Project: To restore and improve a 1969 Honda SS50.
The Honda SS50E was sold in the UK from 1968 to 1972 as an economical 200mpg motorcycle. Closely related to the Honda Cub C50 it has a monocoque frame and the legendary over head cam 50cc engine. Unlike the C50 it has a manual 4 speed gearbox giving it a stunning top speed of 50mph, down hill, with a tail wind.
This particular example is pretty much complete and original. It hasnt been ridden since the 70s so only has 3200 miles on the clock. The whole bike is covered in surface rust so fist stage of the rebuild is to strip the bike and redo the paint.
Given the cost of rechroming, some of the parts will have to be sourced new.

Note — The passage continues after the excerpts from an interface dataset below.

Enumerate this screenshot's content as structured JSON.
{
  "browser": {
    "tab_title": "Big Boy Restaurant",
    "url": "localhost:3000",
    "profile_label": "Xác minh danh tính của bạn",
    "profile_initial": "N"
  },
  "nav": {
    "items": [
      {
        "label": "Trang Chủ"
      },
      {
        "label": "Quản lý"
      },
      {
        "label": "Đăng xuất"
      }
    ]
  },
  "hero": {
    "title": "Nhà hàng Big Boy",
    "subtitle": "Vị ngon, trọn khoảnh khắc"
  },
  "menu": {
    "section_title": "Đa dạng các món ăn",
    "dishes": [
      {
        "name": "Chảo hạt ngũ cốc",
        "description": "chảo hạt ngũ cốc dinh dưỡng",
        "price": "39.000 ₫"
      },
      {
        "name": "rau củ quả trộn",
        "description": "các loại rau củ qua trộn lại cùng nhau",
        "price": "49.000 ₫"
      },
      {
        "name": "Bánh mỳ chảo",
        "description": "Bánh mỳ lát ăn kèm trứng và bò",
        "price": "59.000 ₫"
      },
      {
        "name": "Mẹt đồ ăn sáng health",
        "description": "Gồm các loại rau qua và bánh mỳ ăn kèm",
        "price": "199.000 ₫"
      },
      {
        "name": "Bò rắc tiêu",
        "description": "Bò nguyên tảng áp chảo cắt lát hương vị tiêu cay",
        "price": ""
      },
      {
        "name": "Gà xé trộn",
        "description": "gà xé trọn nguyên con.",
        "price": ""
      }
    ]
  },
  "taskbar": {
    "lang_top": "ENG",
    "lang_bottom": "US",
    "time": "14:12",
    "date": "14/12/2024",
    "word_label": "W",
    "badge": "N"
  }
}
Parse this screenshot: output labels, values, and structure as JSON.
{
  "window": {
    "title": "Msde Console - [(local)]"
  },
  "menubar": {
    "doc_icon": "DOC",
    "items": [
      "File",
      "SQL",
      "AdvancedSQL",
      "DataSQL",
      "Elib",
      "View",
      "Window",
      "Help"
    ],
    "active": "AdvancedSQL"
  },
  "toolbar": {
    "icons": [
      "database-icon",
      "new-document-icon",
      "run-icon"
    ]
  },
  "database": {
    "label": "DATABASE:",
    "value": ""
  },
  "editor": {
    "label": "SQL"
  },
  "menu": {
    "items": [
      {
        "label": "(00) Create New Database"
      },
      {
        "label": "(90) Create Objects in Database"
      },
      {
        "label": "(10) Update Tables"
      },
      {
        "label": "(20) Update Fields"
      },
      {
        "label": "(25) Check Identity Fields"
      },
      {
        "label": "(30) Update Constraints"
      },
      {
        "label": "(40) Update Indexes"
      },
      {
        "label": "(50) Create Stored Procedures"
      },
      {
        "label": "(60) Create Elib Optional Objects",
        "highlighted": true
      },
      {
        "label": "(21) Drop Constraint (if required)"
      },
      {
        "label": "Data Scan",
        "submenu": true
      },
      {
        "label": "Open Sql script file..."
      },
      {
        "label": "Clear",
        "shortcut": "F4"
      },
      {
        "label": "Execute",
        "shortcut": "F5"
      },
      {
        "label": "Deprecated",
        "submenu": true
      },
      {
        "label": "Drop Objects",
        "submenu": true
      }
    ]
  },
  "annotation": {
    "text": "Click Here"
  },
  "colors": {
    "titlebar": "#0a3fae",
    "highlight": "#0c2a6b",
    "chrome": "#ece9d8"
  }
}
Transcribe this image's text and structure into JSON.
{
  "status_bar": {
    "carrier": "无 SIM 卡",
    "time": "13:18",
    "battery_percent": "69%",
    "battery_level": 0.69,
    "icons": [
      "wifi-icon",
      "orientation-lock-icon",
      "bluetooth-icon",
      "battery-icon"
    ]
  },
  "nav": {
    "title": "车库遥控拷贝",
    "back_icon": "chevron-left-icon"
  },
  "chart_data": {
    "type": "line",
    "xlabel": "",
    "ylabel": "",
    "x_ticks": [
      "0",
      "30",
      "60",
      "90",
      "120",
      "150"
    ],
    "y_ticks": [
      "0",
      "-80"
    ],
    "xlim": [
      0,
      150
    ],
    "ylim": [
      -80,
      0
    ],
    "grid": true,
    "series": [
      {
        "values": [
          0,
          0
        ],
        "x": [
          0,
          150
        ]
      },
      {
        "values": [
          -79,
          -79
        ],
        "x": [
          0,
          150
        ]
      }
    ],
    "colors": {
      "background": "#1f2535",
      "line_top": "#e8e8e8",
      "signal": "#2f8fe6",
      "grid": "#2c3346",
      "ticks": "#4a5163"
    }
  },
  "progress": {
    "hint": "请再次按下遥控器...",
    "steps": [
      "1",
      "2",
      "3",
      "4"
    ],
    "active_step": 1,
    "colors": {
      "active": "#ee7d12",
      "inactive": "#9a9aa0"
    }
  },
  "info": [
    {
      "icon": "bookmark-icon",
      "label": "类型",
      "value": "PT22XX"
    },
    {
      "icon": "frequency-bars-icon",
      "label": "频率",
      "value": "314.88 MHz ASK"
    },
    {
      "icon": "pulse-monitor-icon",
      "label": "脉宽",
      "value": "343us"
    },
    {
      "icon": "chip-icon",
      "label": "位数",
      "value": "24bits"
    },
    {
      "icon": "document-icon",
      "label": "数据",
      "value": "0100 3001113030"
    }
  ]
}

Rather than being a faithful to original restoration this will be a combination of restoration and modification. Many of the parts can be sourced on ebay, CMS also have a large stock of new old stock parts.
Theres not much to these bikes so within a couple of hours its stripped. The engine looks a bit tatty but still has decent compression, there's no way to test it as theres half a spark plug stuck in the hole. Rather than try to recondition the engine and convert the electrics to 12v it'll probably be cheaper and a lot easier to buy a new Chinese engine. Although the SS50 was an economical bike it wasn't a quick one, if a new engine is to be purchased then it could be bigger!
Both aluminium and steel parts are corroded on the wheels. The preferred treatmet for the hubs will be clean and polish, the rims and spokes will have to be replaced.
Back from the painters, the frame and tank shiny again. Classic black and chrome always look good together. After painting the head races were removed and new roller type fitted.
New badges for the tank were supplied by CMS. New knee rubbers and chrome side covers are unobtainable, the original rubbers have gone brittle so they'll be left in place. This will mean the metal side cover cant be rechromed, luckily the original chrome is in reasonable condition.
The forks have some corrosion under the paint. To save cost theyre polished by hand. Picture shows before and after a lot of elbow grease.
Phil Denton Engineering supplied these beautiful bespoke stainless steel engine, wheel and swing arm bolts. All other nuts anb bolts will be original Honda chrome steel items from CMS.
Looking like a bike again, a couple of cafe racer style parts are added. The chrome pieces on the forks were unobtainable so had to be rechromed. New mud guards are fitted, these are Chinese copies from CMS and require a bit of fettling to fit. The seat came from ebay. The standard rims have been replaced with 1.5 front and 1.85 rear Radaelis from Central Wheel Components to beef the wheels up a bit. The hubs and brake plates are polished by hand then buffed up and laced with stainless spokes by professionals.
The YX140 supplied by 00Racing test fitted. Its the 4 speed 14bhp version with secondary clutch and fast road 75w generator. Engine case has been left unpainted so it can be polished more easily. Since this is a more modern copy of the original engine no modification of the engine mounts is required. To make it look a tad more Honda-ish the alloy cylinder is painted black to mimic the original iron one. Polishing the much larger clutch cover will hopefully help that to blend with the vintage look of rest of the bike. Since the clutch cover is so much bigger the foot pegs will have to be modified to fit properly.
Engine case professionally polished by Allenchrome. Monkey straight through exhaust from Webike test fitted, it will have to be cut and re-welded into the correct position to avoid fouling anything. A rear mount will also have to be welded in place.
To stick with the racer theme a light weight lithium battery is purchased from the states via ebay. On testing the charging system it was found that the lithium battery was being over charged. The maximum voltage this 4 cell pack should be charged to is 14.4v, the reading taken with the engine running peaked at 14.7v so an alternative will have to be found. Something small, light, cheap and can handle the higher voltage of the YX140 generator.
On the suggestion of a member of the Sixteener Special Sports Moped Forum a 12 volt 1.2 amp hour Yucel (Yuasa) lead acid battery replaces the lithium one. The battery doesn't need to be very big, its only there because the regulator that comes with the engine requires one. A new battery box is bent into shape using aluminium sheet and padded with foam.
Nearly finished now. The electrics are tidied up with some new sleeving round the old loom. Headlamp and tail light are fitted - the tail lamp from Webike wasn't specifically designed for this model so needed cutting down, after which a coat of paint was put on to ensure a good colour match.